DSC_0137Here’s the view from the bed. On the far right is a big closet, and there’s another by the door. 

DSC_0131I was pretty relieved that I have a “Western-style” shower, one that’s closed off from the rest of the bathroom. In many Korean apartments it isn’t, so when you shower everything gets wet. I definitely had a hallelujah moment when I saw that mine had a real door and everything! The bathroom is right across the hall from the kitchen space. 

DSC_0146And last but not least, my beloved desk. I (crookedly) put up that pink wall decal (yes, from Daiso!) to serve as a kind of bulletin board, but I haven’t gotten around to putting anything up on it yet.

DSC_0007This is the view from my apartment if I lean precariously out the window to the right. Straight ahead of me on a cloudy day, the view is like this: 

DSC_0005Either way, not too shabby. The beach is just behind those buildings! 
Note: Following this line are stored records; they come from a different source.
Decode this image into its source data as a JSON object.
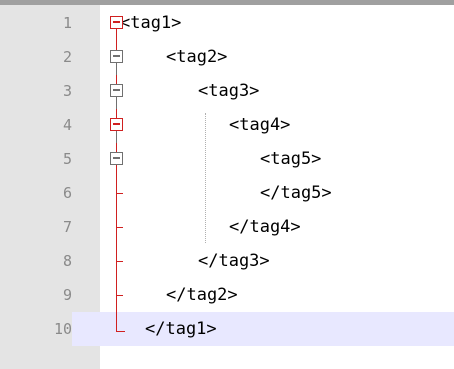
{
  "editor": {
    "lines": [
      {
        "number": "1",
        "text": "<tag1>"
      },
      {
        "number": "2",
        "text": "<tag2>"
      },
      {
        "number": "3",
        "text": "<tag3>"
      },
      {
        "number": "4",
        "text": "<tag4>"
      },
      {
        "number": "5",
        "text": "<tag5>"
      },
      {
        "number": "6",
        "text": "</tag5>"
      },
      {
        "number": "7",
        "text": "</tag4>"
      },
      {
        "number": "8",
        "text": "</tag3>"
      },
      {
        "number": "9",
        "text": "</tag2>"
      },
      {
        "number": "10",
        "text": "</tag1>"
      }
    ],
    "current_line": "10"
  },
  "colors": {
    "gutter": "#e4e4e4",
    "current_line_highlight": "#e8e8ff",
    "fold_active": "#d02020",
    "fold_inactive": "#707070",
    "line_number": "#8a8a8a"
  },
  "icons": {
    "fold_marker": "fold-collapse-minus-box"
  }
}
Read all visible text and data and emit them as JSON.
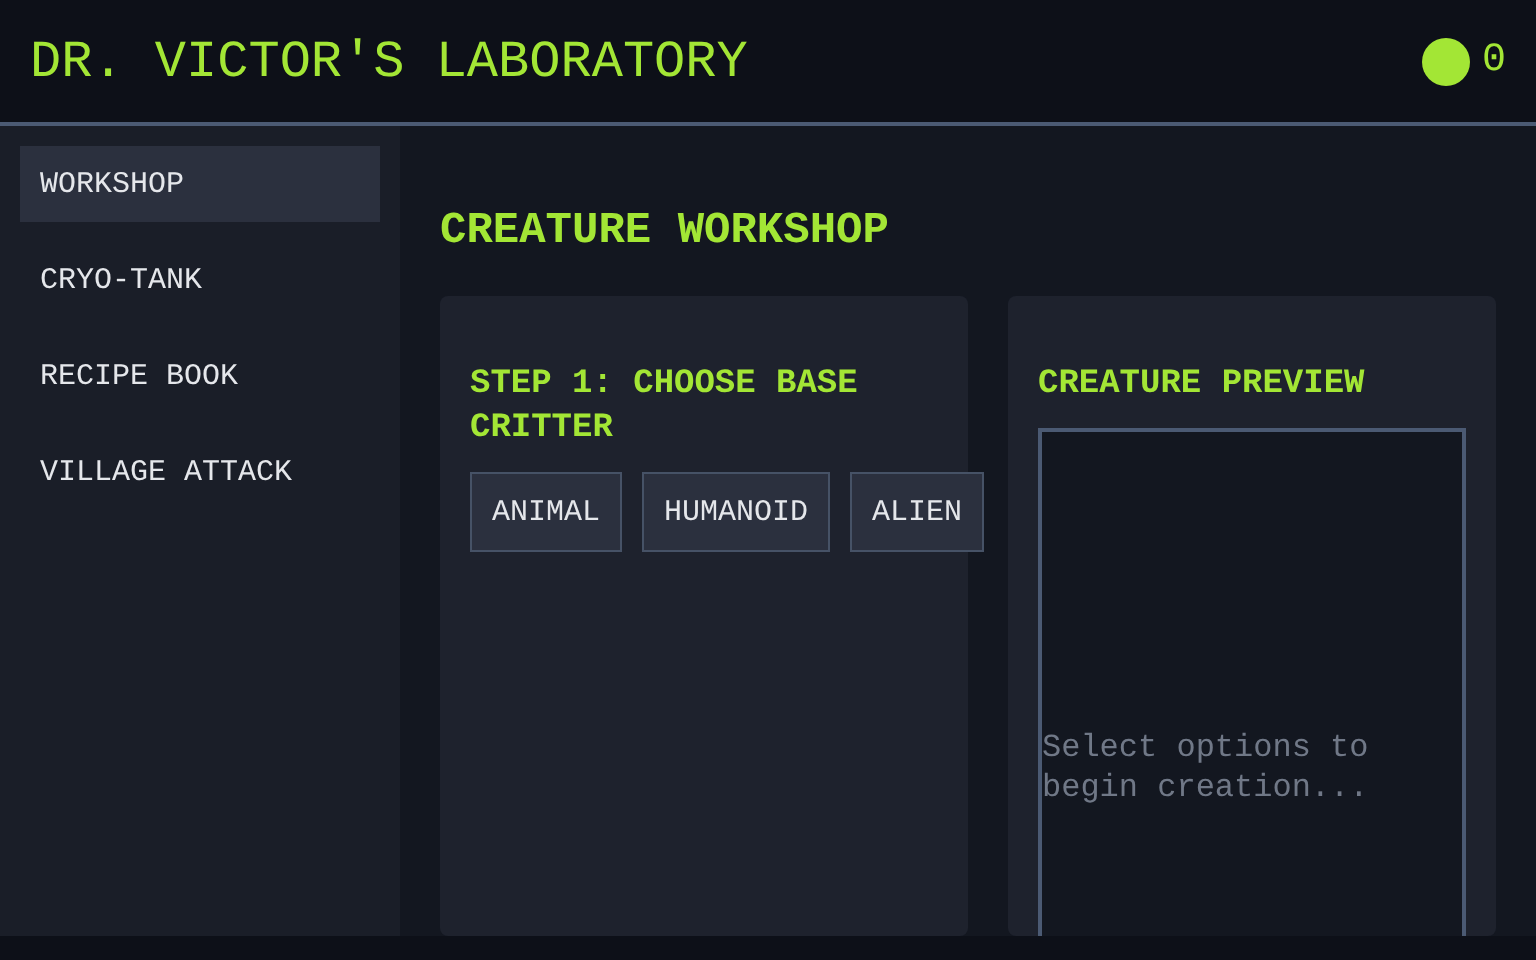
{
  "header": {
    "title": "DR. VICTOR'S LABORATORY",
    "status_count": "0"
  },
  "sidebar": {
    "items": [
      {
        "label": "WORKSHOP",
        "selected": true
      },
      {
        "label": "CRYO-TANK",
        "selected": false
      },
      {
        "label": "RECIPE BOOK",
        "selected": false
      },
      {
        "label": "VILLAGE ATTACK",
        "selected": false
      }
    ]
  },
  "main": {
    "title": "CREATURE WORKSHOP",
    "step_card": {
      "heading": "STEP 1: CHOOSE BASE CRITTER",
      "options": [
        {
          "label": "ANIMAL",
          "selected": false
        },
        {
          "label": "HUMANOID",
          "selected": false
        },
        {
          "label": "ALIEN",
          "selected": false
        }
      ]
    },
    "preview_card": {
      "heading": "CREATURE PREVIEW",
      "placeholder_text": "Select options to begin creation..."
    }
  }
}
The apartment is still a bit of a work in progress, but it’s growing on me the more I make it my own. I have all the things I need now to cook and clean, along with a few cute things that make me happy. I’ve heard that the apartments foreign teachers get can be kind of yucky, so I feel like I really lucked out. I like my little apartment! It’s going to be just perfect for my year in Korea.